• [What to work on]
For the entries that follow, report how many lines include the word "selected" and add nothing.
[Opening Data for processing section]
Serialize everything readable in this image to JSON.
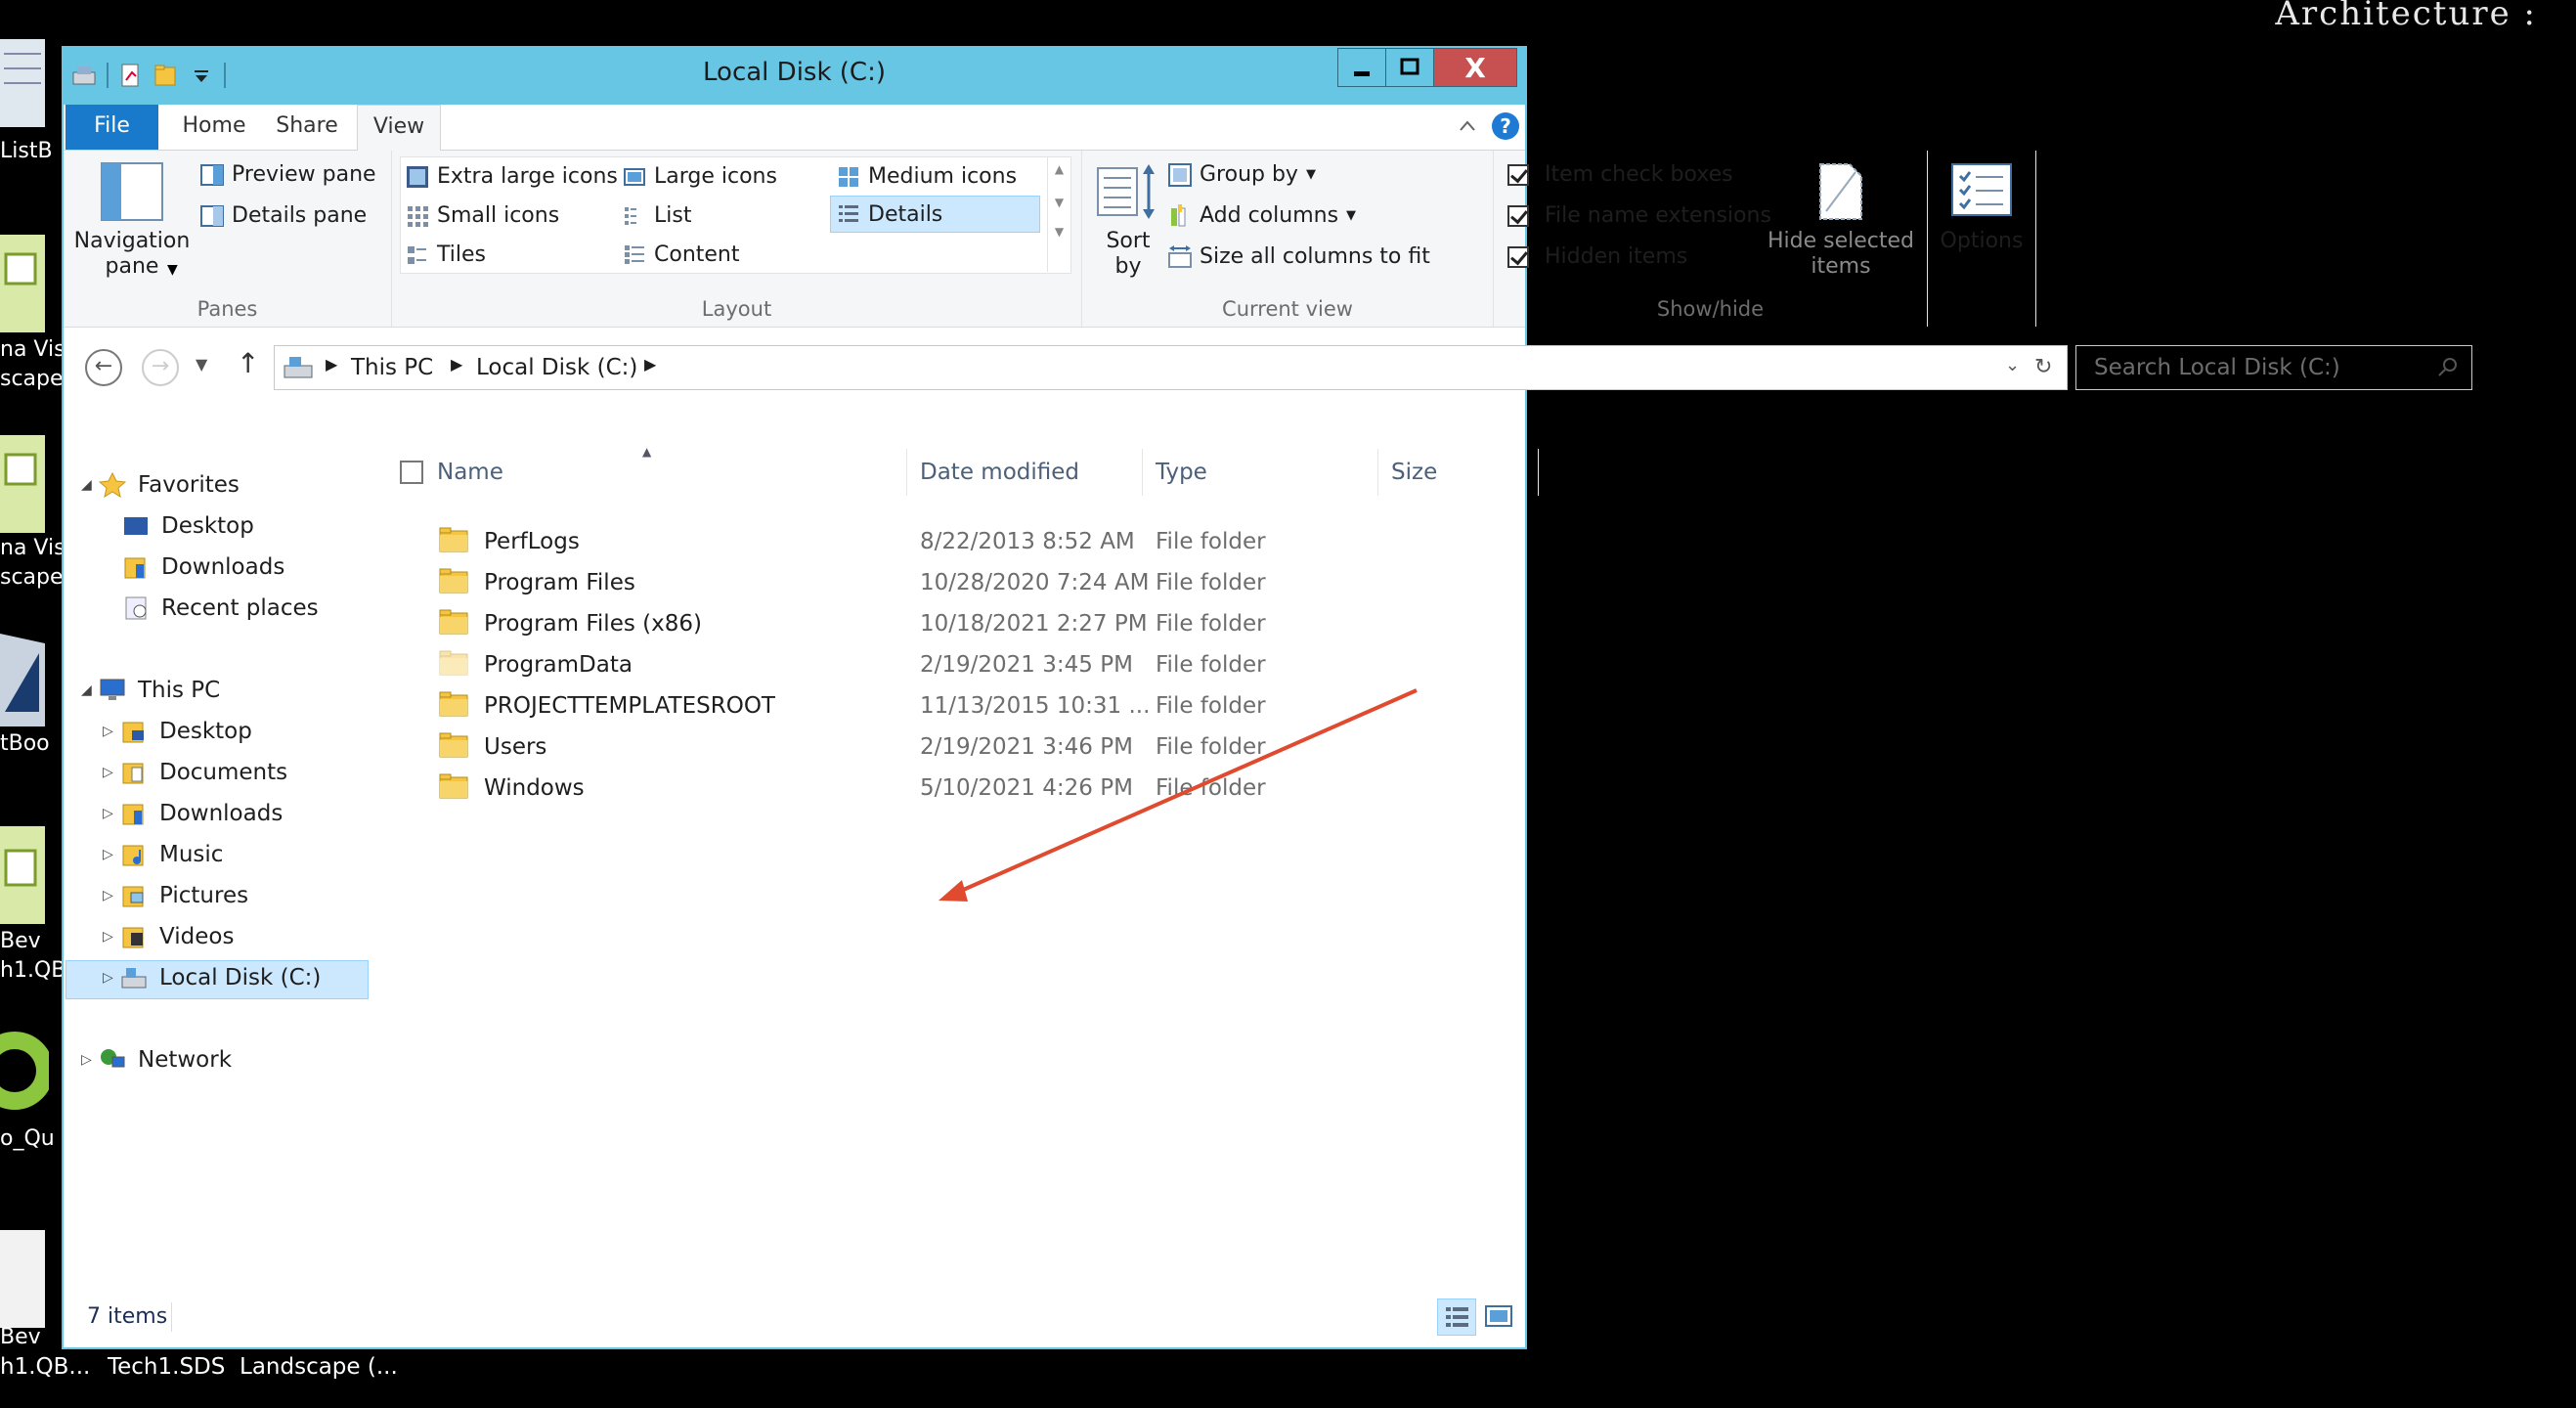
{
  "desktop": {
    "top_right_text": "Architecture  :",
    "left_labels": [
      "ListB",
      "na Vis",
      "scape",
      "na Vis",
      "scape",
      "tBoo",
      "Bev",
      "h1.QB",
      "o_Qu",
      "Bev",
      "h1.QB..."
    ],
    "bottom_labels": [
      "Tech1.SDS",
      "Landscape (..."
    ]
  },
  "window": {
    "title": "Local Disk (C:)",
    "controls": {
      "minimize": "▁",
      "maximize": "☐",
      "close": "X"
    }
  },
  "ribbon_tabs": [
    "File",
    "Home",
    "Share",
    "View"
  ],
  "ribbon": {
    "panes": {
      "label": "Panes",
      "navigation_pane": "Navigation pane",
      "preview_pane": "Preview pane",
      "details_pane": "Details pane"
    },
    "layout": {
      "label": "Layout",
      "items": [
        "Extra large icons",
        "Large icons",
        "Medium icons",
        "Small icons",
        "List",
        "Details",
        "Tiles",
        "Content"
      ],
      "selected": "Details"
    },
    "current_view": {
      "label": "Current view",
      "sort_by": "Sort by",
      "group_by": "Group by",
      "add_columns": "Add columns",
      "size_columns": "Size all columns to fit"
    },
    "show_hide": {
      "label": "Show/hide",
      "item_check_boxes": "Item check boxes",
      "file_name_extensions": "File name extensions",
      "hidden_items": "Hidden items",
      "hide_selected": "Hide selected items"
    },
    "options": "Options"
  },
  "address": {
    "crumbs": [
      "This PC",
      "Local Disk (C:)"
    ],
    "search_placeholder": "Search Local Disk (C:)"
  },
  "nav": {
    "favorites": "Favorites",
    "fav_items": [
      "Desktop",
      "Downloads",
      "Recent places"
    ],
    "this_pc": "This PC",
    "pc_items": [
      "Desktop",
      "Documents",
      "Downloads",
      "Music",
      "Pictures",
      "Videos",
      "Local Disk (C:)"
    ],
    "network": "Network"
  },
  "columns": [
    "Name",
    "Date modified",
    "Type",
    "Size"
  ],
  "files": [
    {
      "name": "PerfLogs",
      "date": "8/22/2013 8:52 AM",
      "type": "File folder",
      "hidden": false
    },
    {
      "name": "Program Files",
      "date": "10/28/2020 7:24 AM",
      "type": "File folder",
      "hidden": false
    },
    {
      "name": "Program Files (x86)",
      "date": "10/18/2021 2:27 PM",
      "type": "File folder",
      "hidden": false
    },
    {
      "name": "ProgramData",
      "date": "2/19/2021 3:45 PM",
      "type": "File folder",
      "hidden": true
    },
    {
      "name": "PROJECTTEMPLATESROOT",
      "date": "11/13/2015 10:31 ...",
      "type": "File folder",
      "hidden": false
    },
    {
      "name": "Users",
      "date": "2/19/2021 3:46 PM",
      "type": "File folder",
      "hidden": false
    },
    {
      "name": "Windows",
      "date": "5/10/2021 4:26 PM",
      "type": "File folder",
      "hidden": false
    }
  ],
  "status": {
    "item_count": "7 items"
  },
  "colors": {
    "titlebar": "#66c6e3",
    "file_tab": "#1979ca",
    "close": "#c75050",
    "annotation_arrow": "#e04a2f",
    "selection": "#cce8ff"
  }
}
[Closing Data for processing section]
• [Solution for this exercise]
2